As we continue the goal of changing the perception of dementia and how it impacts the people we love, these are a few of the necessary steps to be taken:
1. Taking legal action is a must when a person is diagnosed with a mental illness, such as dementia. Provisions of guardianship, powers of attorney, and advance directives are just some of the ways we can protect a person who is incapable of taking personal action. However, the wishes and goals of the diagnosed person should be the first considerations, when possible. This will be possible if there is an early diagnosis, appropriate care available, and support given to those closely impacted by the diagnosis. IF, these steps are achieved, the one diagnosed will more than likely be able to express their personal feelings and wishes as to how life proceeds.
2. As the gap to erase the stigma of dementia is reaching closure, people with dementia and their families should be encouraged and empowered to speak up about their life with this disease. The sharing of emotions, social experiences and hopes and fears will not only impact the diagnosed person’s self-worth, but it will surely aid in the research and evaluation of how to end this devastating illness.

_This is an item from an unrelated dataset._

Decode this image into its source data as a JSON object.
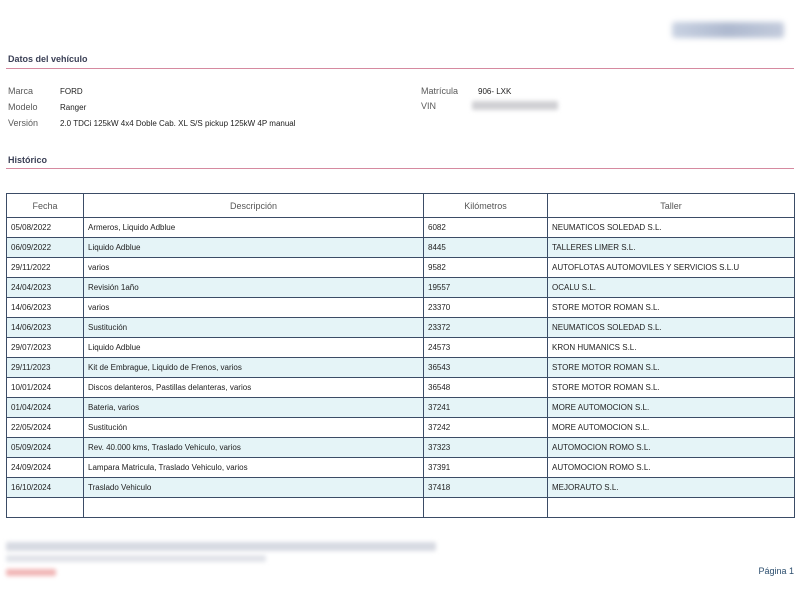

3. There is a great need to improve the process of diagnosing dementia, enhance the quality of treatment and care and provide quality support for both the diagnosed individual and the caregiver and other family and friends. This multi-disciplinary community approach is vital in ensuring quality of life for ALL impacted by the diagnosis of dementia.

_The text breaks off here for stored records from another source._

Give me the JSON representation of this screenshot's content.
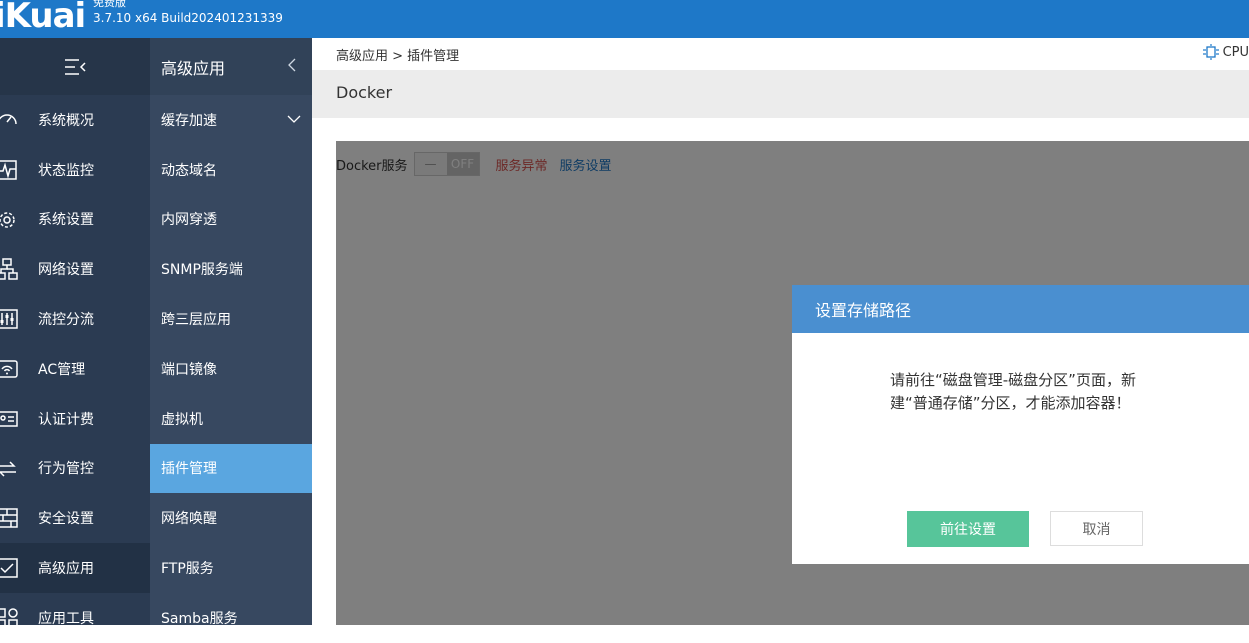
{
  "header": {
    "logo": "iKuai",
    "edition": "免费版",
    "version": "3.7.10 x64 Build202401231339"
  },
  "nav1": {
    "items": [
      {
        "label": "系统概况",
        "icon": "gauge-icon"
      },
      {
        "label": "状态监控",
        "icon": "pulse-monitor-icon"
      },
      {
        "label": "系统设置",
        "icon": "gear-icon"
      },
      {
        "label": "网络设置",
        "icon": "network-topology-icon"
      },
      {
        "label": "流控分流",
        "icon": "sliders-icon"
      },
      {
        "label": "AC管理",
        "icon": "wifi-ap-icon"
      },
      {
        "label": "认证计费",
        "icon": "id-card-icon"
      },
      {
        "label": "行为管控",
        "icon": "arrows-exchange-icon"
      },
      {
        "label": "安全设置",
        "icon": "firewall-icon"
      },
      {
        "label": "高级应用",
        "icon": "checklist-icon"
      },
      {
        "label": "应用工具",
        "icon": "tools-icon"
      }
    ],
    "active_index": 9
  },
  "nav2": {
    "title": "高级应用",
    "items": [
      {
        "label": "缓存加速"
      },
      {
        "label": "动态域名"
      },
      {
        "label": "内网穿透"
      },
      {
        "label": "SNMP服务端"
      },
      {
        "label": "跨三层应用"
      },
      {
        "label": "端口镜像"
      },
      {
        "label": "虚拟机"
      },
      {
        "label": "插件管理"
      },
      {
        "label": "网络唤醒"
      },
      {
        "label": "FTP服务"
      },
      {
        "label": "Samba服务"
      }
    ],
    "active_index": 7
  },
  "breadcrumb": "高级应用 > 插件管理",
  "cpu_label": "CPU",
  "page_title": "Docker",
  "service": {
    "label": "Docker服务",
    "toggle_knob": "—",
    "toggle_state": "OFF",
    "status": "服务异常",
    "settings_link": "服务设置"
  },
  "modal": {
    "title": "设置存储路径",
    "message": "请前往“磁盘管理-磁盘分区”页面，新建“普通存储”分区，才能添加容器！",
    "confirm": "前往设置",
    "cancel": "取消"
  },
  "colors": {
    "header": "#1e78c8",
    "nav1_bg": "#2b3b52",
    "nav2_bg": "#374860",
    "nav2_active": "#5aa6e0",
    "modal_head": "#4a8fd0",
    "confirm_btn": "#57c59a",
    "error_text": "#d9534f"
  }
}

In conclusion, as a country and as a community, we must provide high quality services when diagnosing and caring for people with dementia and their caregivers. In order to achieve the delivery of these services, the government (local, state and federal) is charged with the task of changing policy as related to the latest in research and medication and providing information pertinent to improving the quality of life deserved by all who suffer with dementia. Finally, without a doubt or reservation, we must encourage people with dementia and their families to stand up and speak up, to show they are NOT afraid and NOT ashamed. They are human beings with needs and desires, and above all, the right to have a life of respect, good health care and lots of love.
Alzheimer’s Stigma: Part Three of A Four Part Series